      git push origin main
    

    It will allow you to clone the repository on a new machine and set up your environment with a few commands.

Essential tips and best practices for managing dotfiles

Don't push any secrets or sensitive information

Remember, never push any secrets like private keys or passwords to your dotfiles repository, whether public or private.

To help you keep things safe, add a secret scan in your continuous integration, like Gitleaks. This tool will catch any secrets before they are saved in your dotfiles repository.

Be careful when using other people's settings

Dotfiles repositories contain the personal settings of their owner, which means they might not be a perfect fit for everyone.

If certain configurations worked for everyone, those settings would've been set as defaults in the programs.

The best thing is when you know what you are using instead of blindly cloning someone else’s dotfiles.

Use a package manager to install all your productivity apps

A package manager allows you to automate the installation, updating, and removing software apps.

Instead of going to the app's website and downloading it manually, you use a simple command in your terminal, and it takes care of the rest.

Homebrew is a popular choice for macOS users. Windows users can opt for Chocolatey. For Linux users, the managers are a little more varied. The apt-get is a common choice for distributions like Ubuntu.

Customize your operating system

You can customize and sync your operating system preferences across your devices.

MacOS utilizes the defaults command in the terminal for managing preferences. In contrast, Linux systems, such as Ubuntu, use gsettings for configuring graphical preferences.

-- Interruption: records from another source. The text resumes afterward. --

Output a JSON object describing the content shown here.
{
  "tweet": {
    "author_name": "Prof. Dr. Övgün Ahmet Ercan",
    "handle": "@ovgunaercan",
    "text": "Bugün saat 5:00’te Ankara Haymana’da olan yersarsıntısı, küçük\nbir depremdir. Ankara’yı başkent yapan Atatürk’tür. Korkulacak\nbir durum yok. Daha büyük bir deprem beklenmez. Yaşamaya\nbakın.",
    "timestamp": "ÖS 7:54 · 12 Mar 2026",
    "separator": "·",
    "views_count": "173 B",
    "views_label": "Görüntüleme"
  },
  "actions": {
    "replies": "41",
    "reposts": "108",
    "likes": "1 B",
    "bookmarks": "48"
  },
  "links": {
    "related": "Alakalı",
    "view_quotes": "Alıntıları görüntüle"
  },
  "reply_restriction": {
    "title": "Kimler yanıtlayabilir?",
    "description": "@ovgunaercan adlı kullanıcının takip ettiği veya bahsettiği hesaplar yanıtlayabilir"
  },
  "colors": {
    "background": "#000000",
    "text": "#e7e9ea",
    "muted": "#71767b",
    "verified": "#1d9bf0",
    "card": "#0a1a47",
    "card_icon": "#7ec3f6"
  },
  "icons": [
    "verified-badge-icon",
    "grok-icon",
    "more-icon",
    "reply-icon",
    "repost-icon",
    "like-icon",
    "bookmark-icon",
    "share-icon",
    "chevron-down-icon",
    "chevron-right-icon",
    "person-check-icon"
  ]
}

Mathias Bynens' dotfiles has a lot of macOS defaults listed. Feel free to choose some of the defaults that you found useful.

Create your dotfiles management script

Create a script to install all your productivity applications, populate a directory with all your cloned repositories, apply your OS settings, and more.

Don't forget to print colorful messages with a step-by-step of your script. And, if you like it, print an ASCII art and have fun.

It will help you to set up your workspace in seconds. Also, it is a great opportunity to learn Bash script and Makefile.

Keep your dotfiles organized

As a developer, you'll likely keep and improve your dotfiles throughout your career. Making it the longest project you'll ever work on.

It's a good idea to keep your dotfiles project neat and organized for easy updates and expansions.

Plus, remember to document your workspace. Your future self will thank you.

You can configure GitHub Codespaces with your dotfiles

You can customize your GitHub Codespace environment using a dotfiles repository on GitHub. This personalization applies to each new codespace you create, improving your development workflow.

You just need to have a public dotfiles repository under your GitHub account. GitHub will automatically apply it to personalize your codespace environment.

Conclusion

I've shown you enough to get you started with your dotfiles and given you some good ideas.

There is also a GitHub page dedicated to dotfiles. This page contains cool links to some dotfiles that are seen as references in the community.

I hope that the next time you need to reformat your operating system or switch computers, the process goes more smoothly and makes your life easier!

Thanks for reading! 😉

Yasmin Teles
Written by

Software engineer, content creator, open-source contributor, and lifelong learner.